It was a nervous affair, always likely to be decided by a set-piece. Diego Fuser thumped home a free-kick in trademark style to give the Viola the lead before half time. It was one of eight goals that campaign which left the midfielder as the club’s joint top-scorer in Serie A along with Orlando. For his part Baggio had been, in truth, pretty anonymous.
It was early in the second half that he took centre stage, in an unexpected way. Just five minutes in the Bianconeri were awarded a penalty much to the rage of the home support. It was assumed that Baggio would step up to take it with the trademark calm he had shown throughout his career. But things did not go according to script.
Instead, it was Gigi De Agostini who strode forward and missed the spot-kick, provoking howls of derision. To add to the fury of Juve supporters, Baggio was substituted later in the game and left the pitch draped in a Fiorentina scarf. It was a betrayal which some of the Turin faithful could never forgive.
The Viola held on for a nail-biting victory which ultimately helped to ensure Serie A survival. For Juve, the result proved to be part of a downward spiral which would see them conclude the campaign in a miserable seventh place and see Maifredi relieved of his post. Baggio, of course, would go on to score plenty of penalties and help to win honours for the Turin side.

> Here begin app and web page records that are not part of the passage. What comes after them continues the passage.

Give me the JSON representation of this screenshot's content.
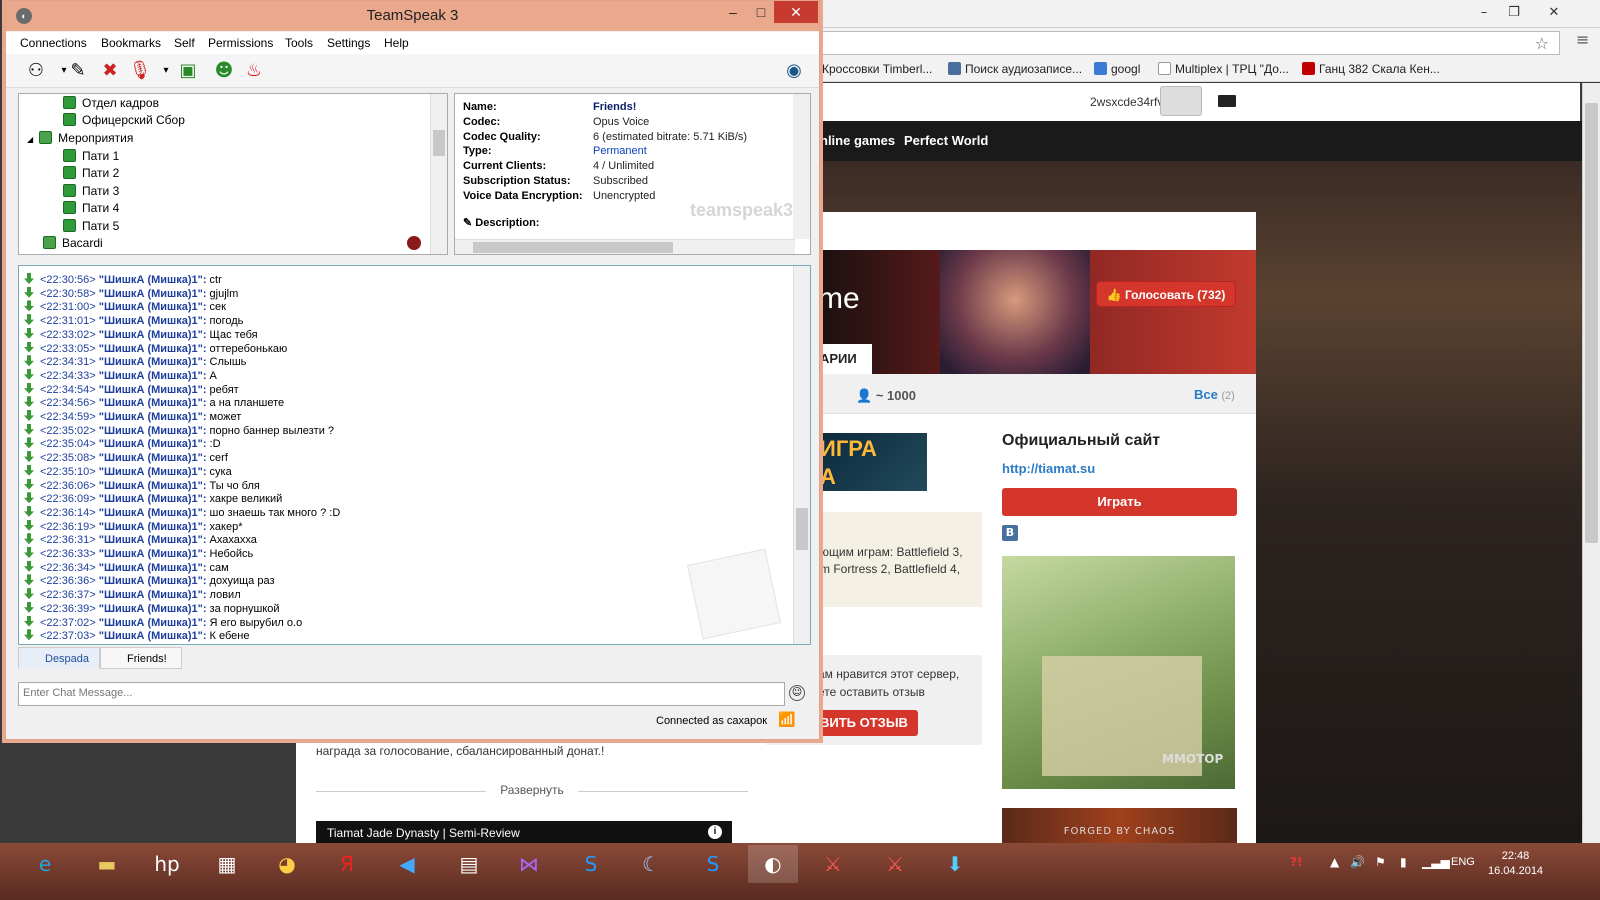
{
  "browser": {
    "bookmarks": [
      {
        "label": "Кроссовки Timberl...",
        "icon": "bookmark-page-icon",
        "color": "#f2f2f2"
      },
      {
        "label": "Поиск аудиозаписе...",
        "icon": "vk-icon",
        "color": "#4a6f9c"
      },
      {
        "label": "googl",
        "icon": "google-icon",
        "color": "#3a7bd5"
      },
      {
        "label": "Multiplex | ТРЦ \"До...",
        "icon": "page-icon",
        "color": "#f2f2f2"
      },
      {
        "label": "Ганц 382 Скала Кен...",
        "icon": "m-icon",
        "color": "#c00000"
      }
    ],
    "username": "2wsxcde34rfv",
    "nav": {
      "online_games": "nline games",
      "perfect_world": "Perfect World"
    },
    "banner_text": "me",
    "vote_button": "👍 Голосовать (732)",
    "comments_tab": "АРИИ",
    "online_count": "~ 1000",
    "all_label": "Все",
    "all_count": "(2)",
    "game_img_text": "ИГРА\nА",
    "tags_text": "ющим играм: Battlefield 3,\nm Fortress 2, Battlefield 4,",
    "review_text": "ам нравится этот сервер,\nете оставить отзыв",
    "review_button": "ВИТЬ ОТЗЫВ",
    "desc_text": "награда за голосование, сбалансированный донат.!",
    "expand": "Развернуть",
    "video_title": "Tiamat Jade Dynasty | Semi-Review",
    "official_site": "Официальный сайт",
    "site_link": "http://tiamat.su",
    "play_button": "Играть",
    "vk": "В",
    "forged_banner": "FORGED BY CHAOS",
    "mmotop": "MMOTOP"
  },
  "teamspeak": {
    "title": "TeamSpeak 3",
    "menu": [
      "Connections",
      "Bookmarks",
      "Self",
      "Permissions",
      "Tools",
      "Settings",
      "Help"
    ],
    "tree": [
      {
        "label": "Отдел кадров",
        "indent": 2
      },
      {
        "label": "Офицерский Сбор",
        "indent": 2
      },
      {
        "label": "Мероприятия",
        "indent": 1
      },
      {
        "label": "Пати 1",
        "indent": 2
      },
      {
        "label": "Пати 2",
        "indent": 2
      },
      {
        "label": "Пати 3",
        "indent": 2
      },
      {
        "label": "Пати 4",
        "indent": 2
      },
      {
        "label": "Пати 5",
        "indent": 2
      },
      {
        "label": "Bacardi",
        "indent": 1
      }
    ],
    "info": [
      {
        "key": "Name:",
        "value": "Friends!",
        "style": "bold"
      },
      {
        "key": "Codec:",
        "value": "Opus Voice",
        "style": ""
      },
      {
        "key": "Codec Quality:",
        "value": "6 (estimated bitrate: 5.71 KiB/s)",
        "style": ""
      },
      {
        "key": "Type:",
        "value": "Permanent",
        "style": "link"
      },
      {
        "key": "Current Clients:",
        "value": "4 / Unlimited",
        "style": ""
      },
      {
        "key": "Subscription Status:",
        "value": "Subscribed",
        "style": ""
      },
      {
        "key": "Voice Data Encryption:",
        "value": "Unencrypted",
        "style": ""
      }
    ],
    "description_label": "Description:",
    "watermark": "teamspeak3",
    "nick": "\"ШишкА (Мишка)1\":",
    "messages": [
      {
        "time": "<22:30:56>",
        "text": "ctr"
      },
      {
        "time": "<22:30:58>",
        "text": "gjujlm"
      },
      {
        "time": "<22:31:00>",
        "text": "сек"
      },
      {
        "time": "<22:31:01>",
        "text": "погодь"
      },
      {
        "time": "<22:33:02>",
        "text": "Щас тебя"
      },
      {
        "time": "<22:33:05>",
        "text": "оттеребонькаю"
      },
      {
        "time": "<22:34:31>",
        "text": "Слышь"
      },
      {
        "time": "<22:34:33>",
        "text": "А"
      },
      {
        "time": "<22:34:54>",
        "text": "ребят"
      },
      {
        "time": "<22:34:56>",
        "text": "а на планшете"
      },
      {
        "time": "<22:34:59>",
        "text": "может"
      },
      {
        "time": "<22:35:02>",
        "text": "порно баннер вылезти ?"
      },
      {
        "time": "<22:35:04>",
        "text": ":D"
      },
      {
        "time": "<22:35:08>",
        "text": "cerf"
      },
      {
        "time": "<22:35:10>",
        "text": "сука"
      },
      {
        "time": "<22:36:06>",
        "text": "Ты чо бля"
      },
      {
        "time": "<22:36:09>",
        "text": "хакре великий"
      },
      {
        "time": "<22:36:14>",
        "text": "шо знаешь так много ? :D"
      },
      {
        "time": "<22:36:19>",
        "text": "хакер*"
      },
      {
        "time": "<22:36:31>",
        "text": "Ахахахха"
      },
      {
        "time": "<22:36:33>",
        "text": "Небойсь"
      },
      {
        "time": "<22:36:34>",
        "text": "сам"
      },
      {
        "time": "<22:36:36>",
        "text": "дохуища раз"
      },
      {
        "time": "<22:36:37>",
        "text": "ловил"
      },
      {
        "time": "<22:36:39>",
        "text": "за порнушкой"
      },
      {
        "time": "<22:37:02>",
        "text": "Я его вырубил о.о"
      },
      {
        "time": "<22:37:03>",
        "text": "К ебене"
      }
    ],
    "tabs": [
      "Despada",
      "Friends!"
    ],
    "chat_placeholder": "Enter Chat Message...",
    "status": "Connected as сахарок"
  },
  "taskbar": {
    "lang": "ENG",
    "time": "22:48",
    "date": "16.04.2014"
  }
}
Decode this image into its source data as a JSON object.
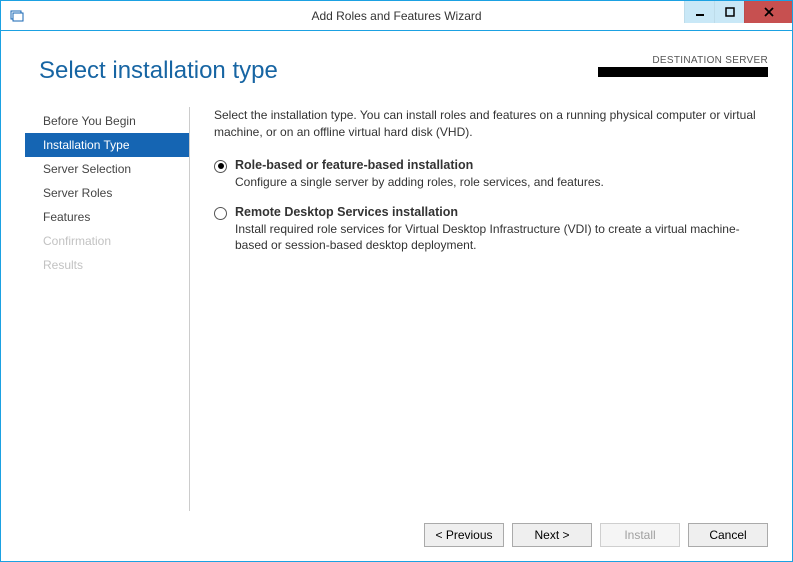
{
  "window": {
    "title": "Add Roles and Features Wizard"
  },
  "header": {
    "page_title": "Select installation type",
    "destination_label": "DESTINATION SERVER"
  },
  "sidebar": {
    "items": [
      {
        "label": "Before You Begin",
        "state": "normal"
      },
      {
        "label": "Installation Type",
        "state": "active"
      },
      {
        "label": "Server Selection",
        "state": "normal"
      },
      {
        "label": "Server Roles",
        "state": "normal"
      },
      {
        "label": "Features",
        "state": "normal"
      },
      {
        "label": "Confirmation",
        "state": "disabled"
      },
      {
        "label": "Results",
        "state": "disabled"
      }
    ]
  },
  "main": {
    "intro": "Select the installation type. You can install roles and features on a running physical computer or virtual machine, or on an offline virtual hard disk (VHD).",
    "options": [
      {
        "title": "Role-based or feature-based installation",
        "desc": "Configure a single server by adding roles, role services, and features.",
        "selected": true
      },
      {
        "title": "Remote Desktop Services installation",
        "desc": "Install required role services for Virtual Desktop Infrastructure (VDI) to create a virtual machine-based or session-based desktop deployment.",
        "selected": false
      }
    ]
  },
  "footer": {
    "previous": "< Previous",
    "next": "Next >",
    "install": "Install",
    "cancel": "Cancel"
  }
}
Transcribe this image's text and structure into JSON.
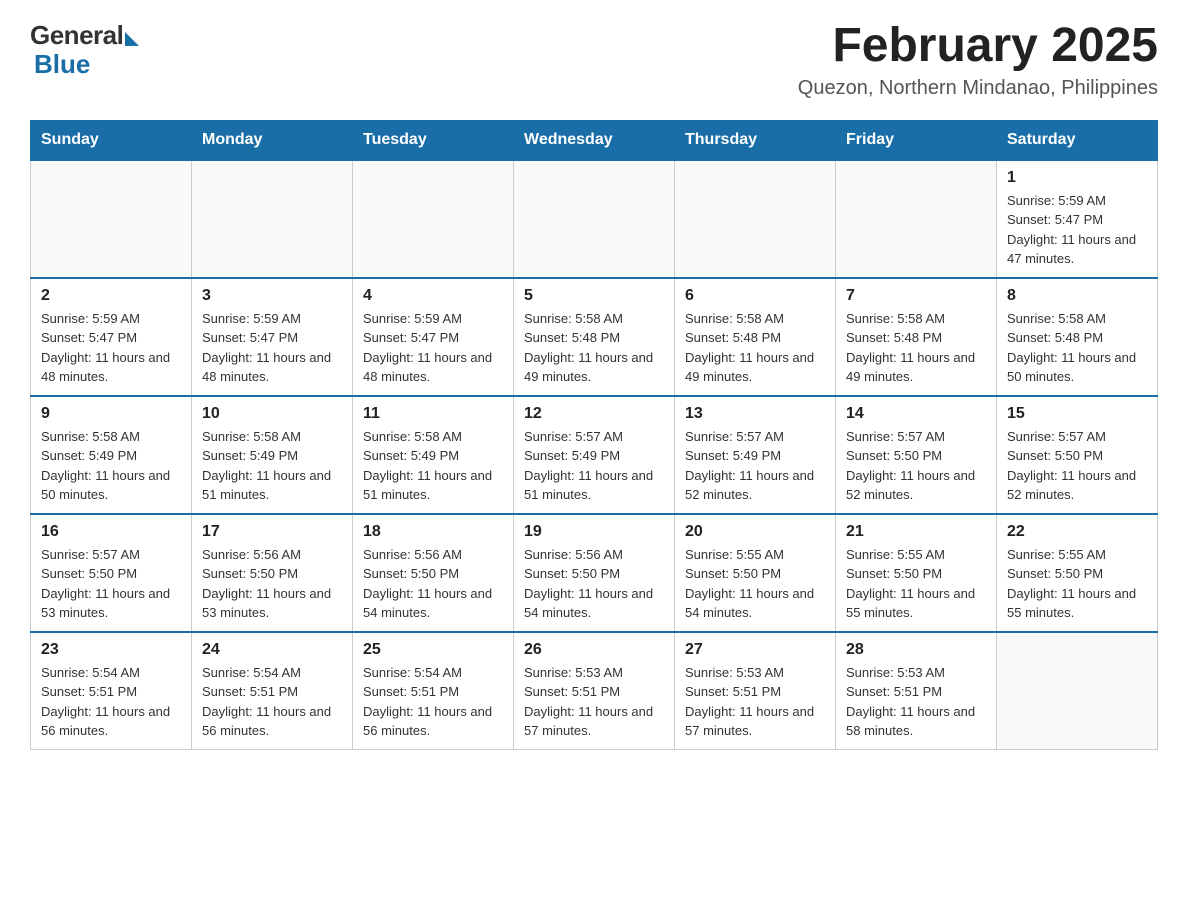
{
  "logo": {
    "general": "General",
    "blue": "Blue"
  },
  "title": "February 2025",
  "subtitle": "Quezon, Northern Mindanao, Philippines",
  "days_of_week": [
    "Sunday",
    "Monday",
    "Tuesday",
    "Wednesday",
    "Thursday",
    "Friday",
    "Saturday"
  ],
  "weeks": [
    [
      {
        "day": "",
        "info": ""
      },
      {
        "day": "",
        "info": ""
      },
      {
        "day": "",
        "info": ""
      },
      {
        "day": "",
        "info": ""
      },
      {
        "day": "",
        "info": ""
      },
      {
        "day": "",
        "info": ""
      },
      {
        "day": "1",
        "info": "Sunrise: 5:59 AM\nSunset: 5:47 PM\nDaylight: 11 hours and 47 minutes."
      }
    ],
    [
      {
        "day": "2",
        "info": "Sunrise: 5:59 AM\nSunset: 5:47 PM\nDaylight: 11 hours and 48 minutes."
      },
      {
        "day": "3",
        "info": "Sunrise: 5:59 AM\nSunset: 5:47 PM\nDaylight: 11 hours and 48 minutes."
      },
      {
        "day": "4",
        "info": "Sunrise: 5:59 AM\nSunset: 5:47 PM\nDaylight: 11 hours and 48 minutes."
      },
      {
        "day": "5",
        "info": "Sunrise: 5:58 AM\nSunset: 5:48 PM\nDaylight: 11 hours and 49 minutes."
      },
      {
        "day": "6",
        "info": "Sunrise: 5:58 AM\nSunset: 5:48 PM\nDaylight: 11 hours and 49 minutes."
      },
      {
        "day": "7",
        "info": "Sunrise: 5:58 AM\nSunset: 5:48 PM\nDaylight: 11 hours and 49 minutes."
      },
      {
        "day": "8",
        "info": "Sunrise: 5:58 AM\nSunset: 5:48 PM\nDaylight: 11 hours and 50 minutes."
      }
    ],
    [
      {
        "day": "9",
        "info": "Sunrise: 5:58 AM\nSunset: 5:49 PM\nDaylight: 11 hours and 50 minutes."
      },
      {
        "day": "10",
        "info": "Sunrise: 5:58 AM\nSunset: 5:49 PM\nDaylight: 11 hours and 51 minutes."
      },
      {
        "day": "11",
        "info": "Sunrise: 5:58 AM\nSunset: 5:49 PM\nDaylight: 11 hours and 51 minutes."
      },
      {
        "day": "12",
        "info": "Sunrise: 5:57 AM\nSunset: 5:49 PM\nDaylight: 11 hours and 51 minutes."
      },
      {
        "day": "13",
        "info": "Sunrise: 5:57 AM\nSunset: 5:49 PM\nDaylight: 11 hours and 52 minutes."
      },
      {
        "day": "14",
        "info": "Sunrise: 5:57 AM\nSunset: 5:50 PM\nDaylight: 11 hours and 52 minutes."
      },
      {
        "day": "15",
        "info": "Sunrise: 5:57 AM\nSunset: 5:50 PM\nDaylight: 11 hours and 52 minutes."
      }
    ],
    [
      {
        "day": "16",
        "info": "Sunrise: 5:57 AM\nSunset: 5:50 PM\nDaylight: 11 hours and 53 minutes."
      },
      {
        "day": "17",
        "info": "Sunrise: 5:56 AM\nSunset: 5:50 PM\nDaylight: 11 hours and 53 minutes."
      },
      {
        "day": "18",
        "info": "Sunrise: 5:56 AM\nSunset: 5:50 PM\nDaylight: 11 hours and 54 minutes."
      },
      {
        "day": "19",
        "info": "Sunrise: 5:56 AM\nSunset: 5:50 PM\nDaylight: 11 hours and 54 minutes."
      },
      {
        "day": "20",
        "info": "Sunrise: 5:55 AM\nSunset: 5:50 PM\nDaylight: 11 hours and 54 minutes."
      },
      {
        "day": "21",
        "info": "Sunrise: 5:55 AM\nSunset: 5:50 PM\nDaylight: 11 hours and 55 minutes."
      },
      {
        "day": "22",
        "info": "Sunrise: 5:55 AM\nSunset: 5:50 PM\nDaylight: 11 hours and 55 minutes."
      }
    ],
    [
      {
        "day": "23",
        "info": "Sunrise: 5:54 AM\nSunset: 5:51 PM\nDaylight: 11 hours and 56 minutes."
      },
      {
        "day": "24",
        "info": "Sunrise: 5:54 AM\nSunset: 5:51 PM\nDaylight: 11 hours and 56 minutes."
      },
      {
        "day": "25",
        "info": "Sunrise: 5:54 AM\nSunset: 5:51 PM\nDaylight: 11 hours and 56 minutes."
      },
      {
        "day": "26",
        "info": "Sunrise: 5:53 AM\nSunset: 5:51 PM\nDaylight: 11 hours and 57 minutes."
      },
      {
        "day": "27",
        "info": "Sunrise: 5:53 AM\nSunset: 5:51 PM\nDaylight: 11 hours and 57 minutes."
      },
      {
        "day": "28",
        "info": "Sunrise: 5:53 AM\nSunset: 5:51 PM\nDaylight: 11 hours and 58 minutes."
      },
      {
        "day": "",
        "info": ""
      }
    ]
  ]
}
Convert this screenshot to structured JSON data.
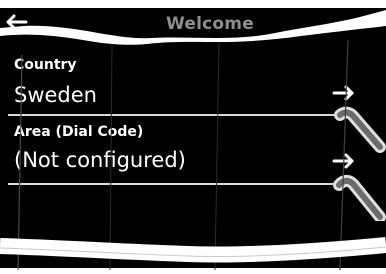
{
  "screen": {
    "title": "Welcome",
    "back_icon": "left-arrow-icon"
  },
  "rows": [
    {
      "label": "Country",
      "value": "Sweden",
      "arrow_icon": "right-arrow-icon"
    },
    {
      "label": "Area (Dial Code)",
      "value": "(Not configured)",
      "arrow_icon": "right-arrow-icon"
    }
  ],
  "colors": {
    "background": "#000000",
    "title": "#8f8f8f",
    "text": "#ffffff",
    "divider": "#d9d9d9"
  }
}
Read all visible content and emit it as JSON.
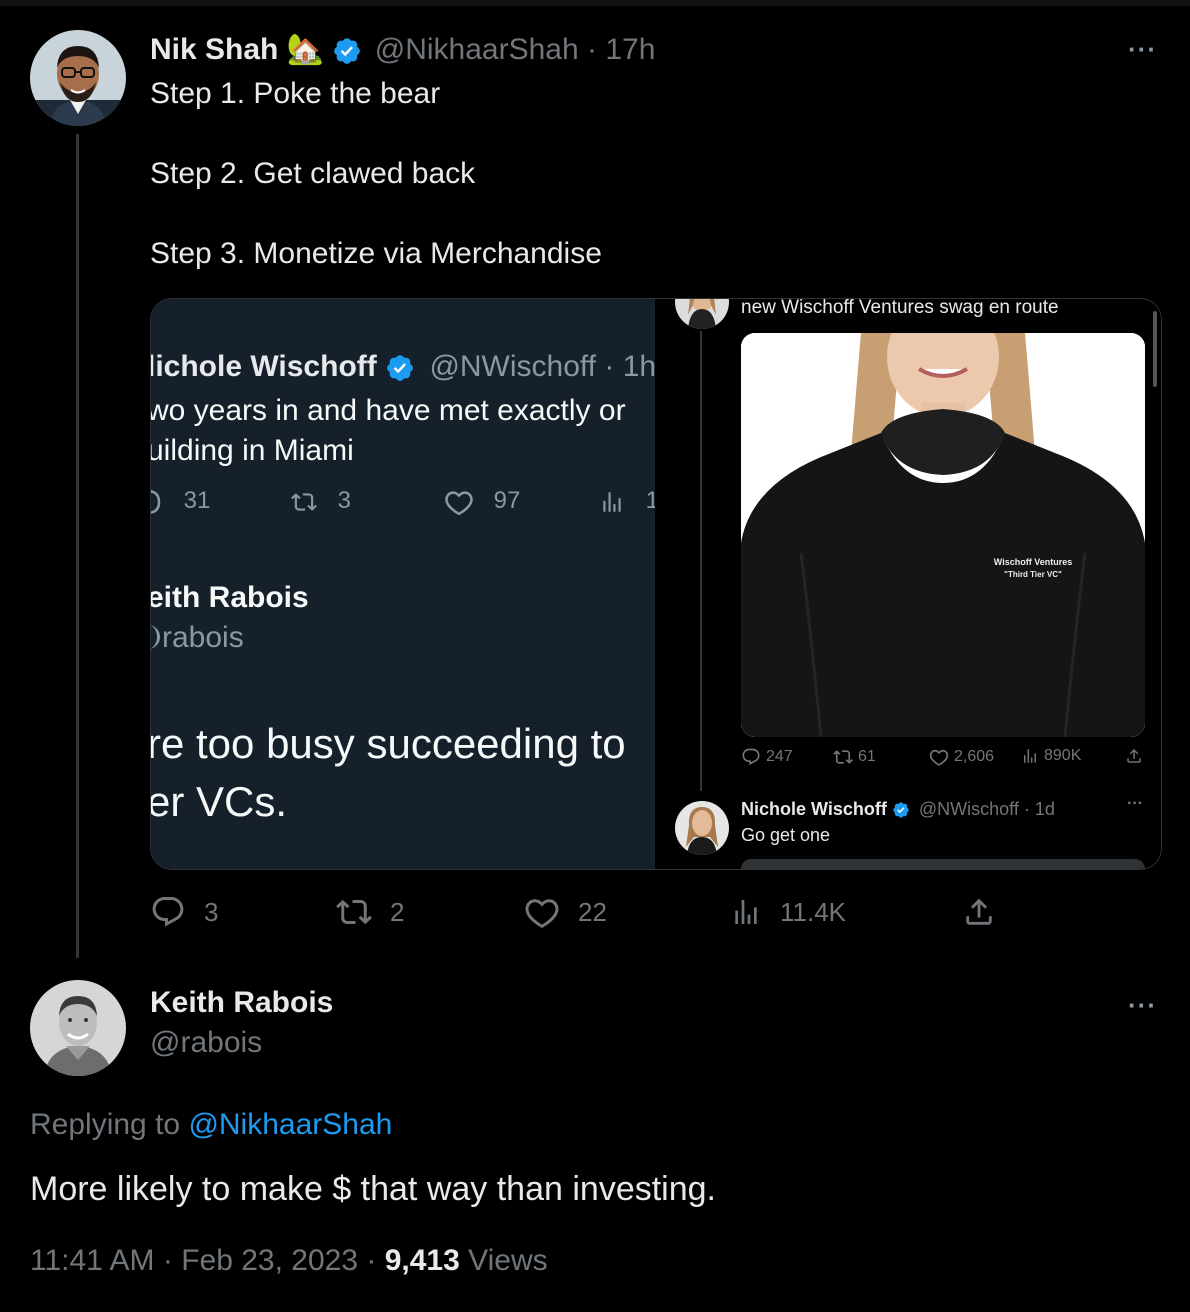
{
  "parent_tweet": {
    "author_name": "Nik Shah",
    "author_emoji": "🏡",
    "author_handle": "@NikhaarShah",
    "time_sep": "·",
    "time": "17h",
    "text_lines": [
      "Step 1. Poke the bear",
      "Step 2. Get clawed back",
      "Step 3. Monetize via Merchandise"
    ],
    "more_label": "···",
    "actions": {
      "replies": "3",
      "retweets": "2",
      "likes": "22",
      "views": "11.4K"
    }
  },
  "media": {
    "left": {
      "tweet_name": "lichole Wischoff",
      "tweet_handle": "@NWischoff · 1h",
      "tweet_line1": "wo years in and have met exactly or",
      "tweet_line2": "uilding in Miami",
      "stats": {
        "replies": "31",
        "retweets": "3",
        "likes": "97",
        "views": "1"
      },
      "reply_name": "eith Rabois",
      "reply_handle": "rabois",
      "quote_line1": "re too busy succeeding to",
      "quote_line2": "er VCs."
    },
    "right": {
      "caption": "new Wischoff Ventures swag en route",
      "shirt_line1": "Wischoff Ventures",
      "shirt_line2": "\"Third Tier VC\"",
      "stats": {
        "replies": "247",
        "retweets": "61",
        "likes": "2,606",
        "views": "890K"
      },
      "reply_name": "Nichole Wischoff",
      "reply_handle": "@NWischoff · 1d",
      "reply_text": "Go get one",
      "more_label": "···"
    }
  },
  "main_tweet": {
    "author_name": "Keith Rabois",
    "author_handle": "@rabois",
    "replying_prefix": "Replying to ",
    "replying_handle": "@NikhaarShah",
    "text": "More likely to make $ that way than investing.",
    "time": "11:41 AM",
    "date": "Feb 23, 2023",
    "sep": "·",
    "views_count": "9,413",
    "views_label": "Views",
    "more_label": "···"
  },
  "colors": {
    "background": "#000000",
    "text": "#e7e9ea",
    "muted": "#71767b",
    "link": "#1d9bf0",
    "verified": "#1d9bf0",
    "card_left_bg": "#15202b"
  }
}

But that afternoon remains etched in Fiorentina folklore. Perhaps Baggio could not turn down the transfer but he could still reject the possibility of harming a club which had done so much for him. It was a rare moment in football when sentiment was allowed to take precedence over all other considerations. The world seemed to stand still as a small gesture said no amount of money could purchase a player’s soul. There have been precious few such incidents before or since that day. But, then, there have not been many players like Roberto Baggio.